### [EXERCISE PROMPT]
All lines holding the word "Find" are to be copied from the records beneath.

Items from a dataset
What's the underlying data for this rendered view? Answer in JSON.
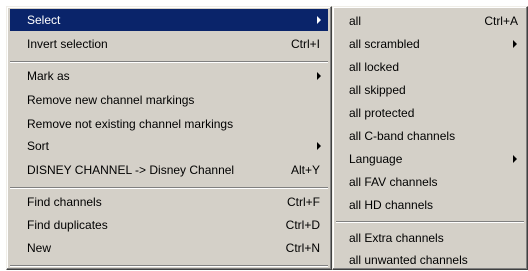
{
  "main_menu": {
    "items": [
      {
        "label": "Select",
        "shortcut": "",
        "submenu": true,
        "highlighted": true
      },
      {
        "label": "Invert selection",
        "shortcut": "Ctrl+I"
      },
      {
        "label": "Mark as",
        "shortcut": "",
        "submenu": true
      },
      {
        "label": "Remove new channel markings",
        "shortcut": ""
      },
      {
        "label": "Remove not existing channel markings",
        "shortcut": ""
      },
      {
        "label": "Sort",
        "shortcut": "",
        "submenu": true
      },
      {
        "label": "DISNEY CHANNEL -> Disney Channel",
        "shortcut": "Alt+Y"
      },
      {
        "label": "Find channels",
        "shortcut": "Ctrl+F"
      },
      {
        "label": "Find duplicates",
        "shortcut": "Ctrl+D"
      },
      {
        "label": "New",
        "shortcut": "Ctrl+N"
      }
    ]
  },
  "sub_menu": {
    "items": [
      {
        "label": "all",
        "shortcut": "Ctrl+A"
      },
      {
        "label": "all scrambled",
        "shortcut": "",
        "submenu": true
      },
      {
        "label": "all locked",
        "shortcut": ""
      },
      {
        "label": "all skipped",
        "shortcut": ""
      },
      {
        "label": "all protected",
        "shortcut": ""
      },
      {
        "label": "all C-band channels",
        "shortcut": ""
      },
      {
        "label": "Language",
        "shortcut": "",
        "submenu": true
      },
      {
        "label": "all FAV channels",
        "shortcut": ""
      },
      {
        "label": "all HD channels",
        "shortcut": ""
      },
      {
        "label": "all Extra channels",
        "shortcut": ""
      },
      {
        "label": "all unwanted channels",
        "shortcut": ""
      }
    ]
  },
  "colors": {
    "menu_bg": "#d4d0c8",
    "highlight": "#0a246a",
    "highlight_text": "#ffffff"
  }
}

### [RESULT FOR THIS TASK]
        "label": "Find channels",
        "label": "Find duplicates",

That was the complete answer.